Please reproduce the records below exactly, omitting any pictures they contain.

[Extracted data entries]
====================

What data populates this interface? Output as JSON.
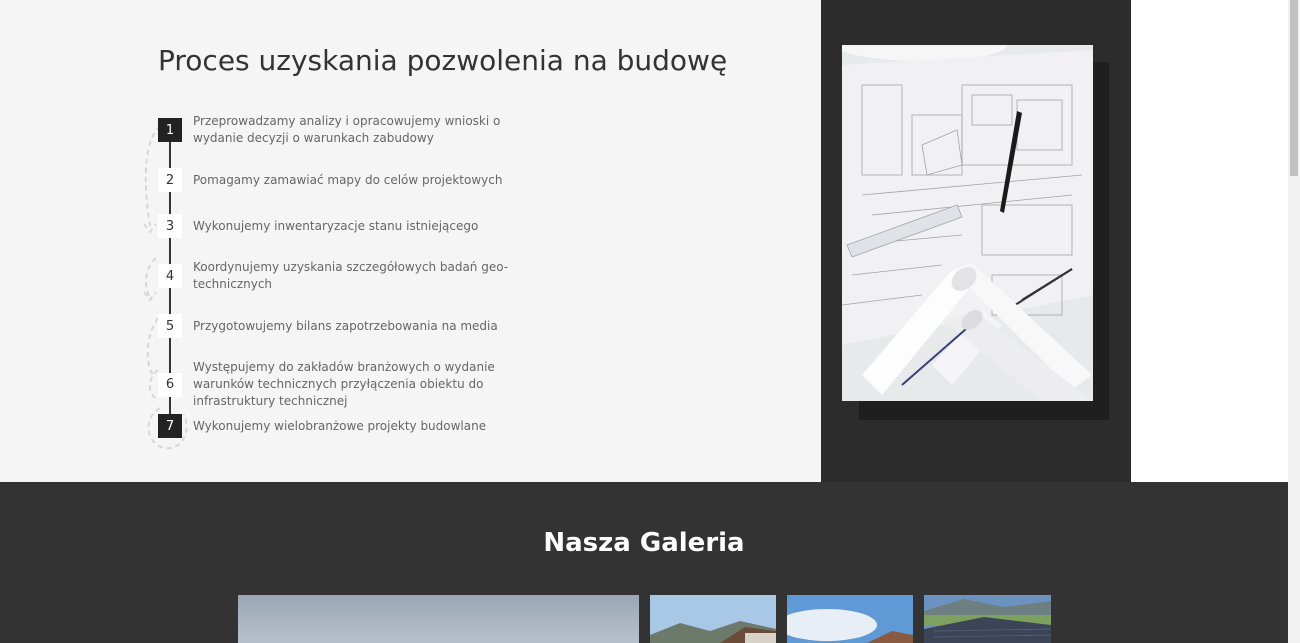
{
  "process": {
    "title": "Proces uzyskania pozwolenia na budowę",
    "steps": [
      {
        "number": "1",
        "text": "Przeprowadzamy analizy i opracowujemy wnioski o wydanie decyzji o warunkach zabudowy"
      },
      {
        "number": "2",
        "text": "Pomagamy zamawiać mapy do celów projektowych"
      },
      {
        "number": "3",
        "text": "Wykonujemy inwentaryzacje stanu istniejącego"
      },
      {
        "number": "4",
        "text": "Koordynujemy uzyskania szczegółowych badań geo-technicznych"
      },
      {
        "number": "5",
        "text": "Przygotowujemy bilans zapotrzebowania na media"
      },
      {
        "number": "6",
        "text": "Występujemy do zakładów branżowych o wydanie warunków technicznych przyłączenia obiektu do infrastruktury technicznej"
      },
      {
        "number": "7",
        "text": "Wykonujemy wielobranżowe projekty budowlane"
      }
    ],
    "image_subject": "architectural blueprints with pen, compass and rolled plans"
  },
  "gallery": {
    "title": "Nasza Galeria",
    "thumbnails": [
      "house-photo-1",
      "house-photo-2",
      "house-photo-3",
      "house-photo-4"
    ]
  },
  "colors": {
    "background_light": "#f5f5f5",
    "dark": "#333333",
    "accent_dark": "#222222"
  }
}
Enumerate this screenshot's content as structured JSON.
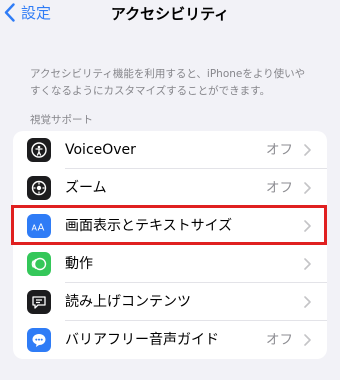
{
  "nav": {
    "back_label": "設定",
    "title": "アクセシビリティ"
  },
  "description": {
    "line1": "アクセシビリティ機能を利用すると、iPhoneをより使いや",
    "line2": "すくなるようにカスタマイズすることができます。"
  },
  "section": {
    "header": "視覚サポート"
  },
  "rows": [
    {
      "label": "VoiceOver",
      "value": "オフ",
      "icon": "voiceover-icon",
      "icon_color": "#1c1c1e"
    },
    {
      "label": "ズーム",
      "value": "オフ",
      "icon": "zoom-icon",
      "icon_color": "#1c1c1e"
    },
    {
      "label": "画面表示とテキストサイズ",
      "value": "",
      "icon": "display-text-size-icon",
      "icon_color": "#2f7cf6"
    },
    {
      "label": "動作",
      "value": "",
      "icon": "motion-icon",
      "icon_color": "#34c759"
    },
    {
      "label": "読み上げコンテンツ",
      "value": "",
      "icon": "spoken-content-icon",
      "icon_color": "#1c1c1e"
    },
    {
      "label": "バリアフリー音声ガイド",
      "value": "オフ",
      "icon": "audio-descriptions-icon",
      "icon_color": "#2f7cf6"
    }
  ],
  "colors": {
    "accent": "#2f7cf6",
    "highlight": "#e02020",
    "background": "#f2f2f7"
  }
}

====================

Result of this task =
What data populates this interface? Output as JSON.
{
  "process": {
    "title": "Proces uzyskania pozwolenia na budowę",
    "steps": [
      {
        "number": "1",
        "text": "Przeprowadzamy analizy i opracowujemy wnioski o wydanie decyzji o warunkach zabudowy"
      },
      {
        "number": "2",
        "text": "Pomagamy zamawiać mapy do celów projektowych"
      },
      {
        "number": "3",
        "text": "Wykonujemy inwentaryzacje stanu istniejącego"
      },
      {
        "number": "4",
        "text": "Koordynujemy uzyskania szczegółowych badań geo-technicznych"
      },
      {
        "number": "5",
        "text": "Przygotowujemy bilans zapotrzebowania na media"
      },
      {
        "number": "6",
        "text": "Występujemy do zakładów branżowych o wydanie warunków technicznych przyłączenia obiektu do infrastruktury technicznej"
      },
      {
        "number": "7",
        "text": "Wykonujemy wielobranżowe projekty budowlane"
      }
    ],
    "image_subject": "architectural blueprints with pen, compass and rolled plans"
  },
  "gallery": {
    "title": "Nasza Galeria",
    "thumbnails": [
      "house-photo-1",
      "house-photo-2",
      "house-photo-3",
      "house-photo-4"
    ]
  },
  "colors": {
    "background_light": "#f5f5f5",
    "dark": "#333333",
    "accent_dark": "#222222"
  }
}
Enumerate this screenshot's content as structured JSON.
{
  "nav": {
    "back_label": "設定",
    "title": "アクセシビリティ"
  },
  "description": {
    "line1": "アクセシビリティ機能を利用すると、iPhoneをより使いや",
    "line2": "すくなるようにカスタマイズすることができます。"
  },
  "section": {
    "header": "視覚サポート"
  },
  "rows": [
    {
      "label": "VoiceOver",
      "value": "オフ",
      "icon": "voiceover-icon",
      "icon_color": "#1c1c1e"
    },
    {
      "label": "ズーム",
      "value": "オフ",
      "icon": "zoom-icon",
      "icon_color": "#1c1c1e"
    },
    {
      "label": "画面表示とテキストサイズ",
      "value": "",
      "icon": "display-text-size-icon",
      "icon_color": "#2f7cf6"
    },
    {
      "label": "動作",
      "value": "",
      "icon": "motion-icon",
      "icon_color": "#34c759"
    },
    {
      "label": "読み上げコンテンツ",
      "value": "",
      "icon": "spoken-content-icon",
      "icon_color": "#1c1c1e"
    },
    {
      "label": "バリアフリー音声ガイド",
      "value": "オフ",
      "icon": "audio-descriptions-icon",
      "icon_color": "#2f7cf6"
    }
  ],
  "colors": {
    "accent": "#2f7cf6",
    "highlight": "#e02020",
    "background": "#f2f2f7"
  }
}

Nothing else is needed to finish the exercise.